Paul was an educated man.  He was very religious, very upright – as far as he was concerned, he knew what God wanted.  He was young and idealistic.  He would defend his faith to the hilt, even going so far as to harass the people he thought were deluded heretics.  He was even happy to be part of the crowd which murdered a man because of his beliefs.  He didn’t see the evil in his own heart.  He though his violence was justified.  He thought he was doing God’s work.  He thought he was OK.  In reality, he was lost.  He was trapped by the conviction that he was right.  He was trapped because he found people with different views offensive.

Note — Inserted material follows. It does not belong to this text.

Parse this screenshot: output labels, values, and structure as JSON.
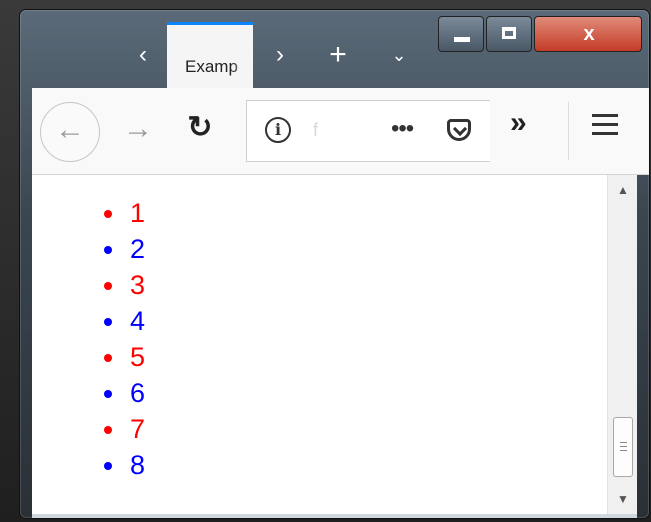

And then he met God.  God showed him how blind he was, and how impotent.  And Paul had to learn to see again, to see things in a new way, with a new perspective.  Despite everything Paul had done, God forgave him and God helped him start again.  He received God’s mercy.  And for the rest of his life, he was aware of God’s mercy guiding him and upholding him.  And Paul learnt to share God’s mercy with individuals and groups all over southern Europe and the near east.


He says it in his letter to Timothy:  I received mercy.  He says it twice: I received mercy.  The lost lamb had been found.



Paul received mercy, not because he deserved it, but because that’s what God is like, and God needed Paul.  Our God is merciful.  Our God cares about each one of us.  Our God forgives us.  Our God accepts us just as we are.  Our God will help us turn away from the things that hold us back so that we can thrive and go forward.


Think about your own story.  When did you receive mercy?  When did you discover that God had taken you into his arms to carry you home?  For Paul, it was that moment on the road to Damascus when the light hit him.  For me, it was long and slow.  I went to church right from being a babe in arms.  I always believed, but there were moments when God came closer and my faith grew.  As a teenager, I delighted in the Lord who loved me.  I was eager to learn more, and studied theology.  Then in my mid-20s, I started to learn more about prayer.  In my 30s, I opened my heart to look more widely, and found I needed to learn more about myself and about God.  In my 40s, I discovered to my surprise that God was calling me to ordained ministry.  Each stage has required a new commitment, a new trust, a new discovery of God’s mercy.  I too received mercy, and what joy it brought me!


Think about your faith story.  That’s your homework for this week.  How did you become aware of God’s mercy and what did that mean for you?  Next spring, the Diocese is having a mission, which they’re calling Talking Jesus.  Bishops will come from all over to work with parishes to help them reach out to their communities.  As part of the preparation, they want to hear people’s stories of faith, which can be used to inspire others.  So tell me.  Or write it down for me.  You are all here because God loves you.  You have all met God in some way.    You have received God’s mercy.  What was that like?


As we go through life, the way we think about God changes.  The God we know when we are children is different from the God we come to know as we grow up.  It’s not that God has changed, but that our capacity to encounter God deepens.  Sometimes our experiences of life leaves us with distorted images of God, just as Paul’s understanding was shaped by his early training, and had to change when he met the Risen Christ on the road to Damascus.


There are things we can do to help us know God better and help us experience the mercy of God:

  • Prayer is essential – prayer is about spending time with God, hanging out with him, getting to know him, having a conversation with him. Prayer isn’t just about giving God a shopping list of all the things we want him to do, but it’s also about listening to God and finding out what God wants.
  • Reading the bible – the Bible tells us in so many ways what God is like, and help us explore for ourselves.
  • Reflecting on our own experience of God. Thinking about what God has done and is doing in our lives.

When we search for God, God lets us find him.  That is part of God’s mercy.


Today’s Gospel reading gives us a wonderful picture of what God is like.  In the story Jesus tells, God is like the shepherd who cares for the lost little lamb so much, that he goes out to look for her in all the dangerous places where she might have strayed.  The Lord is my Shepherd.  He comes to find me when I am lost.  He goes looking for you, when life has got you down, when you have turned away from God, when your life is so full of other things that you have abandoned your first love of the shepherd.


And God cares for every little lost lamb in Bensham, every waif and stray, every one with lifestyles and habits we can’t abide.  They are part of the Good Shepherd’s flock and he wants to pour out his love and his mercy on them.  If the good shepherd came to Bensham, where would you advise him to go looking for the lost sheep?  That’s where we need to be, as a church.  The church is the Body of Christ, and therefore we need to act as the Good Shepherd to the people in our area.  We need to show God’s love.  We need to be merciful.


And as we start preparing for the Talking Jesus mission, that’s what we need to be thinking about.  Where are the lost sheep, the ones who are desperate to be picked up and loved by the good shepherd?  And how can we reach out to them?


We have received God’s mercy.  How can we share that?